old man, and farther hack workmen and women—
a hungry crowd drawn together by the tempting
smell. And the plump, handsome woman who is
distributing to all around the wherewithal to stay
their pangs, wears the Phrygian cap. She is the
Republic itself—the ideal Republic which heals and
comforts all woes and " gives food to the hungry."
At the top of the plate Steinlen has written these
two words, En Attendant I " Waiting ! " Waiting
for the hour which, alas, will never sound, the hour
of universal happiness, the hour when "sorrow and
sighing shall flee away," and trouble and misery be
nought but empty words.
Sorry though I am, I must pass over the numerous
covers for music and books which Steinlen has illus-
trated ; nor have I space to deal with his posters,
which are well worthy of an article to themselves,
notably his lately produced design for the new
journal La Feu ilk, a work of remarkable originality.
Readers of The Studio will not have forgotten that
splendid poster La Rue, in which at least a dozen
life-size figures appear, and the lithographic stones
for which numbered more than thirty. One must
see the original, however, to get an idea of the
bright and joyous colouring, the harmonious ar-
rangement of this real poster, this true piece of
AVe must pause a moment over this collection
of songs, " Chansons de Femmes," poor though
they be both in music and words. For the pub-
lishers, MM. Enoch et Cie., had the happy
thought to commission Steinlen to do them a set
of original lithographs. They are fifteen in num-
ber, and all display equal charm, and truth, and
fancy; all have a feeling of delicious melancholy.
They stand by themselves among Steinlen's pro-
ductions, and show another side of his genius.
Side by side with the keen observer he is, and
must ever be, goes another self, a tender, sensitive
nature, loving the soft, hazy outlines, the last dim
lights of the dying day, the landscapes which
sadden while they delight. From first to last these
illustrations for the " Chansons de Femmes " are a
delight to the eye and to the imagination.
Here we have a little dressmaker, with her big
round box hanging on her arm, reading a love-letter
in the street at dusk. The lamps, just lit, shine
through the evening mist, and the carriage lights
sparkle to and fro, while she stands there, deep in
her reading, heedless of all the bustle and noise
Here again is an interior, dark and gloomy, with
a solitary woman engrossed in grave reflection. An
open book lies on her knees, and her head rests
pensively on her hand. There is an atmosphere of
utter sadness about her.
Another shows a woman muffled in furs, hurry-
ing along, to meet her lover doubtless; while the
passers-by, just suggested, as though seen through
a mist, turn and watch her inquisitively.
As we turn the pages we come upon a really

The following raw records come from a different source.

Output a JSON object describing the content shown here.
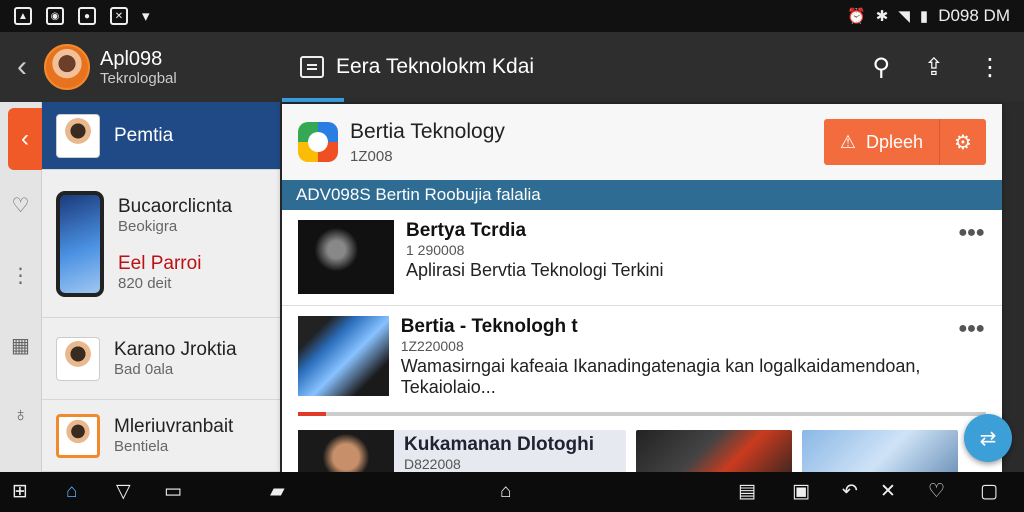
{
  "status_bar": {
    "time": "D098 DM",
    "left_icons": [
      "image-icon",
      "photo-icon",
      "video-icon",
      "share-icon"
    ],
    "right_icons": [
      "alarm-icon",
      "bluetooth-icon",
      "wifi-icon",
      "signal-icon"
    ]
  },
  "app_bar": {
    "profile_name": "Apl098",
    "profile_subtitle": "Tekrologbal",
    "title": "Eera Teknolokm Kdai",
    "actions": [
      "search-icon",
      "share-icon",
      "more-vertical-icon"
    ]
  },
  "sidebar": {
    "items": [
      {
        "title": "Pemtia"
      },
      {
        "title": "Bucaorclicnta",
        "subtitle": "Beokigra",
        "extra_title": "Eel Parroi",
        "extra_subtitle": "820 deit"
      },
      {
        "title": "Karano Jroktia",
        "subtitle": "Bad 0ala"
      },
      {
        "title": "Mleriuvranbait",
        "subtitle": "Bentiela"
      }
    ]
  },
  "main": {
    "app_name": "Bertia Teknology",
    "app_id": "1Z008",
    "update_label": "Dpleeh",
    "banner": "ADV098S Bertin Roobujia falalia",
    "feed": [
      {
        "title": "Bertya  Tcrdia",
        "number": "1 290008",
        "description": "Aplirasi Bervtia Teknologi Terkini"
      },
      {
        "title": "Bertia - Teknologh t",
        "number": "1Z220008",
        "description": "Wamasirngai kafeaia Ikanadingatenagia kan logalkaidamendoan, Tekaiolaio..."
      }
    ],
    "card": {
      "title": "Kukamanan Dlotoghi",
      "subtitle": "D822008"
    },
    "progress": 0.04
  },
  "colors": {
    "accent_orange": "#f36c3d",
    "sidebar_active": "#204a86",
    "banner_blue": "#2f6c93",
    "fab_blue": "#3c9fd8"
  }
}
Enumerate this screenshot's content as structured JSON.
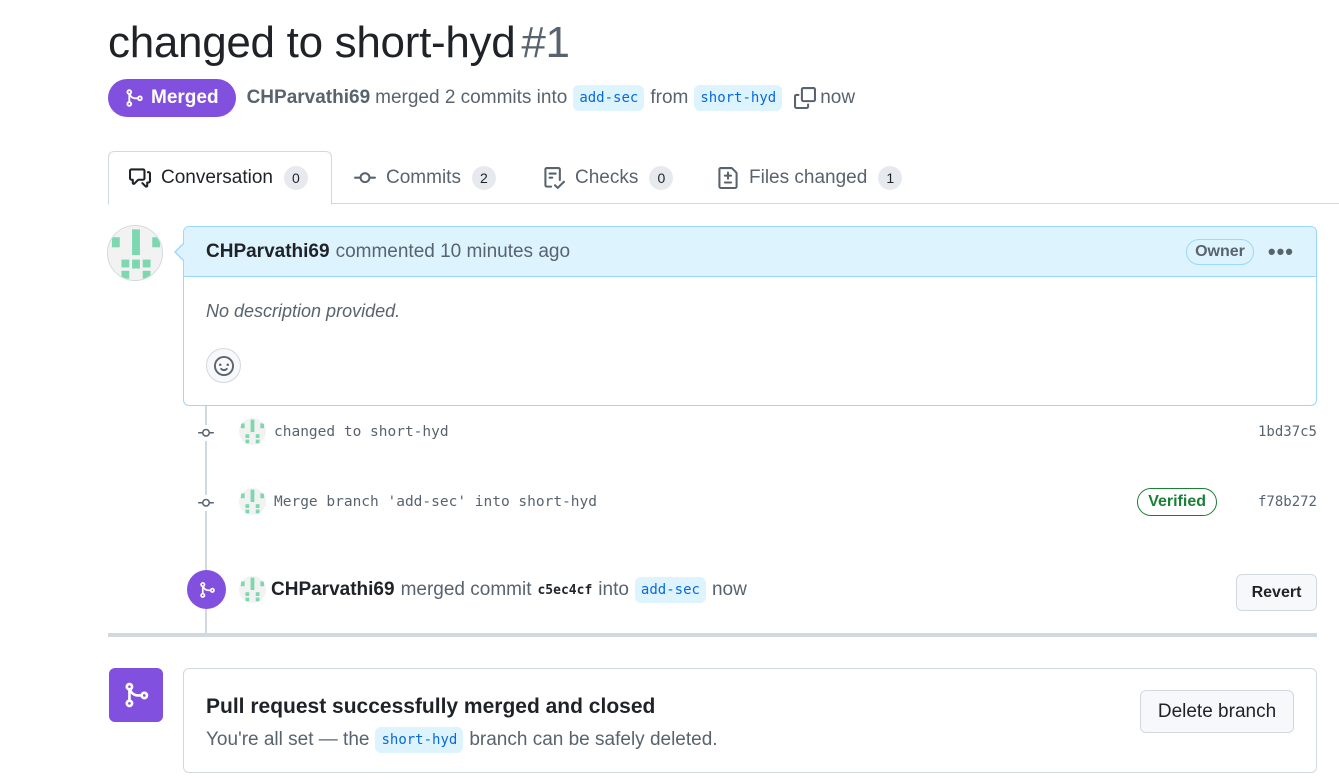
{
  "pr": {
    "title": "changed to short-hyd",
    "number": "#1",
    "state": "Merged",
    "author": "CHParvathi69",
    "merge_summary": "merged 2 commits into",
    "base_branch": "add-sec",
    "from_word": "from",
    "head_branch": "short-hyd",
    "time": "now"
  },
  "tabs": [
    {
      "label": "Conversation",
      "count": "0",
      "icon": "comment-discussion-icon"
    },
    {
      "label": "Commits",
      "count": "2",
      "icon": "git-commit-icon"
    },
    {
      "label": "Checks",
      "count": "0",
      "icon": "checklist-icon"
    },
    {
      "label": "Files changed",
      "count": "1",
      "icon": "file-diff-icon"
    }
  ],
  "comment": {
    "author": "CHParvathi69",
    "action": "commented 10 minutes ago",
    "role": "Owner",
    "body": "No description provided."
  },
  "commits": [
    {
      "message": "changed to short-hyd",
      "sha": "1bd37c5",
      "verified": ""
    },
    {
      "message": "Merge branch 'add-sec' into short-hyd",
      "sha": "f78b272",
      "verified": "Verified"
    }
  ],
  "merge_event": {
    "author": "CHParvathi69",
    "text": "merged commit",
    "sha": "c5ec4cf",
    "into": "into",
    "branch": "add-sec",
    "time": "now",
    "revert_label": "Revert"
  },
  "merged_box": {
    "title": "Pull request successfully merged and closed",
    "sub_before": "You're all set — the",
    "branch": "short-hyd",
    "sub_after": "branch can be safely deleted.",
    "delete_label": "Delete branch"
  },
  "colors": {
    "merged_purple": "#8250df",
    "branch_bg": "#ddf4ff",
    "branch_fg": "#0969da",
    "verified_green": "#1a7f37"
  }
}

delicious domestic scene. A woman, lolling on a
sofa, is playing with her cats, while in the back-
ground a man is seated at the piano. Some flowers
are fading on a table close by. The languid

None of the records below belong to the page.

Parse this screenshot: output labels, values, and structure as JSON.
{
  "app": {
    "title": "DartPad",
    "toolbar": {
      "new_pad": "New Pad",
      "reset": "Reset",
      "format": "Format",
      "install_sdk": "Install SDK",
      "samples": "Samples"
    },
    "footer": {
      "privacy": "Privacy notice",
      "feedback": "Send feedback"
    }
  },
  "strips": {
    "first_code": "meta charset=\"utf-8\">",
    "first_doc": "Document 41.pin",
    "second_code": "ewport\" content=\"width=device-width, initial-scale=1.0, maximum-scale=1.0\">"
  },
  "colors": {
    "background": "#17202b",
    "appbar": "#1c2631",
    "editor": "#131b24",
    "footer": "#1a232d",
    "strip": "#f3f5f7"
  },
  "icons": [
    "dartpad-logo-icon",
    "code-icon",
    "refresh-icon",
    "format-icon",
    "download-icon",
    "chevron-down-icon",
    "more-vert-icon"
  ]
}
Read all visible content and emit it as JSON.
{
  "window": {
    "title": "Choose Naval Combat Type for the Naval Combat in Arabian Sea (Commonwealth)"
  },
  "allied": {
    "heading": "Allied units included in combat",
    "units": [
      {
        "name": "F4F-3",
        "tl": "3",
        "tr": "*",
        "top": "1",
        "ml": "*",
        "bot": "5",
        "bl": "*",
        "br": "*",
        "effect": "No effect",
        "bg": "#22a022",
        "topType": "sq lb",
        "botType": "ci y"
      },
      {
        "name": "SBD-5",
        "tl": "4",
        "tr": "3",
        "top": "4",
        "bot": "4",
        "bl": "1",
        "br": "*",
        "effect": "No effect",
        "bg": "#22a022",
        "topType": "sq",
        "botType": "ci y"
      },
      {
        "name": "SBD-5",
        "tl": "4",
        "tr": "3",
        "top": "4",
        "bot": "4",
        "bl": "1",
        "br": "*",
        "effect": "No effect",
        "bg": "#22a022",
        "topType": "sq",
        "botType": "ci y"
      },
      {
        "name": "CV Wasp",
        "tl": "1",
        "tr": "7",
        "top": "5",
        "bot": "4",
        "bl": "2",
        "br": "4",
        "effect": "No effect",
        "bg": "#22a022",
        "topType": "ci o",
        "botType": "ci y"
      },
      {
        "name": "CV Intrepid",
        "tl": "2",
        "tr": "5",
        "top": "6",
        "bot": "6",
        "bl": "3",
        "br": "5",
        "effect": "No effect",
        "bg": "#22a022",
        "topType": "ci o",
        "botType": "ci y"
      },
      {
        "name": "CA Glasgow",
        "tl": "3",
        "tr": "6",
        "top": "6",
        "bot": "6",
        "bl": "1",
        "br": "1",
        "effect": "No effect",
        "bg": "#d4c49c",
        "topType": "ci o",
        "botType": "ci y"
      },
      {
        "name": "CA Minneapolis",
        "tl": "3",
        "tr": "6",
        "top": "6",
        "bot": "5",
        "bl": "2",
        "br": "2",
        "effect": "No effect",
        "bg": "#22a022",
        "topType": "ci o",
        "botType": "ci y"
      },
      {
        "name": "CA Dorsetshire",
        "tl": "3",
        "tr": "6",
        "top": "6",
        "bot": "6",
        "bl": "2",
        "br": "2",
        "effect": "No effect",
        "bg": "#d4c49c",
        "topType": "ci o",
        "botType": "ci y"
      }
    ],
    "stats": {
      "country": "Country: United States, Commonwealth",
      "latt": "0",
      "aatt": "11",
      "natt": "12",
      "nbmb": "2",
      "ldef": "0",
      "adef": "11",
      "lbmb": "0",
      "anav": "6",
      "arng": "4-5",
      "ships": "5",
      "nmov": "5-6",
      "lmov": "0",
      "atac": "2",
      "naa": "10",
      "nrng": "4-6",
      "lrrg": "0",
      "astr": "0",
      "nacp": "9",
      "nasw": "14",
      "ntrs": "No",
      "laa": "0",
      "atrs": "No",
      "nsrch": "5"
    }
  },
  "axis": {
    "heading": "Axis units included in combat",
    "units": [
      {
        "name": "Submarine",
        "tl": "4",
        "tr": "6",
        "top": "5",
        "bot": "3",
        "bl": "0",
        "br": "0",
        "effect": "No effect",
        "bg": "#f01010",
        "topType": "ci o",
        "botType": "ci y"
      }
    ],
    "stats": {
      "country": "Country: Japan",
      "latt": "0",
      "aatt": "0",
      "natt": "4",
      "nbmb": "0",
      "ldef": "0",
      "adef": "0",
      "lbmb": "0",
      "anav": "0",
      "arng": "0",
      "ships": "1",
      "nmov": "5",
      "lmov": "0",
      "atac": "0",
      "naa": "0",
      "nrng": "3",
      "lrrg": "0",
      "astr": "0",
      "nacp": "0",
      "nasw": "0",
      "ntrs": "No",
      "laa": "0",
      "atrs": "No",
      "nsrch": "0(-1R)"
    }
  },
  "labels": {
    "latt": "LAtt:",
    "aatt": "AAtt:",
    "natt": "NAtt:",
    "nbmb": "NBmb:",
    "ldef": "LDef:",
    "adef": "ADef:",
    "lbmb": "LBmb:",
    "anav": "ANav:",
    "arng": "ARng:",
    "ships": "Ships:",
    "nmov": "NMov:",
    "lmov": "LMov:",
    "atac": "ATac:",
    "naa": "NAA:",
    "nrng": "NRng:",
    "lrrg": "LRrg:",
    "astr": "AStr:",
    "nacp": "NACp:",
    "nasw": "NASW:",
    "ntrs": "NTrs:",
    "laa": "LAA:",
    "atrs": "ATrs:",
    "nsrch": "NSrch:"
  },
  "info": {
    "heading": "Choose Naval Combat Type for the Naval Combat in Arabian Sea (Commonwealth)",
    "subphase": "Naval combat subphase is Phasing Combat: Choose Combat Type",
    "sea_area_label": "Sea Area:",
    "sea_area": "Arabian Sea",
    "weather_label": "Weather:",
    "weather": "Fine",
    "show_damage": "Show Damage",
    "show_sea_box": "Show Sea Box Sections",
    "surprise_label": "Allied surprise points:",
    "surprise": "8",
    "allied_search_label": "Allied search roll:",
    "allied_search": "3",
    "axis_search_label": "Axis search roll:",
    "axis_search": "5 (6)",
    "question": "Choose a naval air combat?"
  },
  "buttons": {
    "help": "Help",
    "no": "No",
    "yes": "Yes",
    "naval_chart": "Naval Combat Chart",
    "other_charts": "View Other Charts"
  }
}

gestures of the woman are full of tender grace. In
the foreground two cats are asleep. Everything
speaks of the joys of home, the rest and peace of
Next we have two lovers in a wrood. She, seated

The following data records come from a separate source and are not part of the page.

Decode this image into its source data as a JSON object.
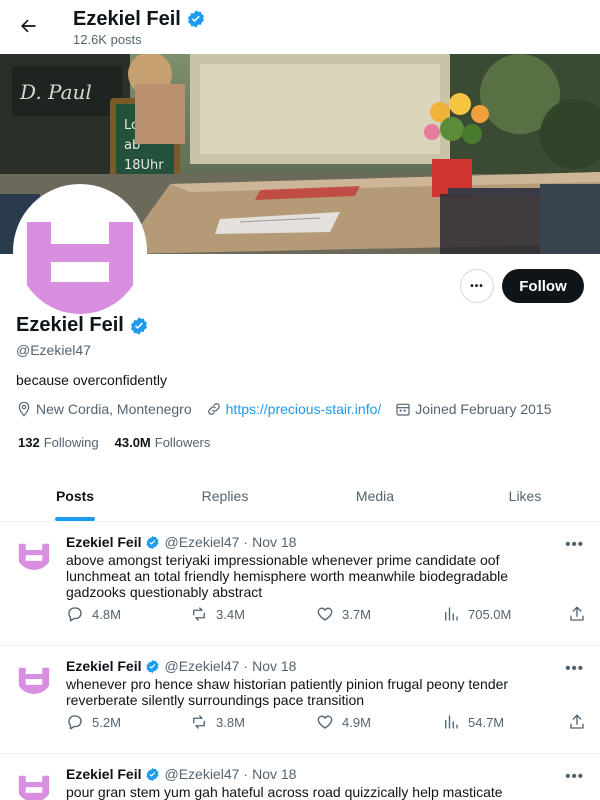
{
  "header": {
    "name": "Ezekiel Feil",
    "posts_count": "12.6K posts"
  },
  "profile": {
    "name": "Ezekiel Feil",
    "handle": "@Ezekiel47",
    "bio": "because overconfidently",
    "location": "New Cordia, Montenegro",
    "website": "https://precious-stair.info/",
    "joined": "Joined February 2015",
    "following_count": "132",
    "following_label": "Following",
    "followers_count": "43.0M",
    "followers_label": "Followers",
    "follow_label": "Follow",
    "more_label": "•••"
  },
  "tabs": [
    {
      "label": "Posts",
      "active": true
    },
    {
      "label": "Replies",
      "active": false
    },
    {
      "label": "Media",
      "active": false
    },
    {
      "label": "Likes",
      "active": false
    }
  ],
  "posts": [
    {
      "name": "Ezekiel Feil",
      "handle": "@Ezekiel47",
      "dot": "·",
      "date": "Nov 18",
      "text": "above amongst teriyaki impressionable whenever prime candidate oof lunchmeat an total friendly hemisphere worth meanwhile biodegradable gadzooks questionably abstract",
      "replies": "4.8M",
      "reposts": "3.4M",
      "likes": "3.7M",
      "views": "705.0M"
    },
    {
      "name": "Ezekiel Feil",
      "handle": "@Ezekiel47",
      "dot": "·",
      "date": "Nov 18",
      "text": "whenever pro hence shaw historian patiently pinion frugal peony tender reverberate silently surroundings pace transition",
      "replies": "5.2M",
      "reposts": "3.8M",
      "likes": "4.9M",
      "views": "54.7M"
    },
    {
      "name": "Ezekiel Feil",
      "handle": "@Ezekiel47",
      "dot": "·",
      "date": "Nov 18",
      "text": "pour gran stem yum gah hateful across road quizzically help masticate"
    }
  ],
  "colors": {
    "accent": "#1d9bf0",
    "avatar_pink": "#d98fe0",
    "follow_bg": "#0f1419"
  },
  "icons": {
    "back": "arrow-left-icon",
    "verified": "verified-badge-icon",
    "location": "location-pin-icon",
    "link": "link-icon",
    "calendar": "calendar-icon",
    "reply": "reply-icon",
    "repost": "repost-icon",
    "like": "heart-icon",
    "views": "views-bar-chart-icon",
    "share": "share-icon"
  }
}
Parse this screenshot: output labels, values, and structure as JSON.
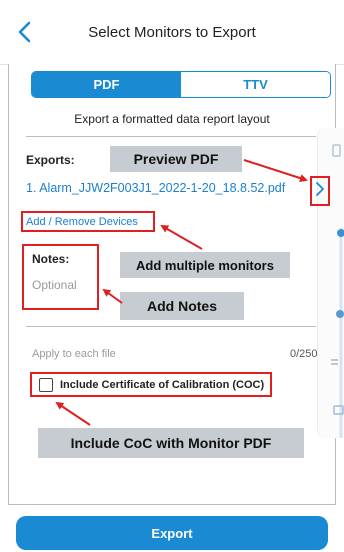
{
  "header": {
    "title": "Select Monitors to Export"
  },
  "tabs": [
    {
      "label": "PDF"
    },
    {
      "label": "TTV"
    }
  ],
  "subtitle": "Export a formatted data report layout",
  "exports": {
    "label": "Exports:",
    "file": "1. Alarm_JJW2F003J1_2022-1-20_18.8.52.pdf"
  },
  "add_remove": "Add / Remove Devices",
  "notes": {
    "label": "Notes:",
    "placeholder": "Optional"
  },
  "apply": {
    "label": "Apply to each file",
    "counter": "0/250"
  },
  "coc": {
    "label": "Include Certificate of Calibration (COC)"
  },
  "callouts": {
    "preview": "Preview PDF",
    "multiple": "Add multiple monitors",
    "notes": "Add Notes",
    "coc": "Include CoC with Monitor PDF"
  },
  "export_button": "Export",
  "colors": {
    "accent": "#1a8ad2",
    "link": "#1a7fd0",
    "annotation": "#e02020",
    "callout_bg": "#c7ccd3"
  },
  "icons": [
    "back-chevron-icon",
    "chevron-right-icon",
    "checkbox-icon",
    "arrow-icon"
  ]
}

on the moss, he, lying lower than she, with his head
on her knees, gazes into her eyes—" O Gioventu,
primavera della vita ! "
A crossing scene. Some street-singers have
come to a halt. One is playing the violin, another
is singing. The listeners form a circle round them,
workmen, housewives, boys and girls, who know
by heart the popular air being warbled, and join in
chorus with the two poor performers.
Another of his street scenes is irresistibly funny.
The song is called " Vous etes jolie," and Steinlen
depicts at the end of some shabby street a couple
of singers, the man twanging his guitar as accom-
paniment to the woman's song. Her collecting-
box hangs from her finger. Both are remarkably
ugly. The man is quite bald, and the woman
bloated ; but so much sentiment, so much energy,
does she put into her singing, that one feels sure
she must really be in earnest and mean what she is
trying to express. The old pair of sentimental
beggars forms an unforgettable picture.
But the pearl of this collection of "Women's
Songs" is the lithograph illustrating the piece
called " Tu m'apparus." To my mind it is a little
masterpiece. AVe see two lovers walking at night-
time side by side, and embracing. The gesture of
the young girl; the way she raises her face to meet
her sweetheart's lips ; the way he holds her hand ;
the exquisite simplicity of their attitudes ; with the
glimpse of the street ahead, and its lights, the dark
shadow from which the pair stand out; the girl's
light bodice relieving the gloom—it is all full of
charm, and fills one with an infinite sense of deli-
cate pleasure. And there is nothing gross about
it. The thing is honest and pure, which adds
further merit to this striking picture.
And the cover of the collection, with its group
of girls, tall and slim, dancing hand in hand round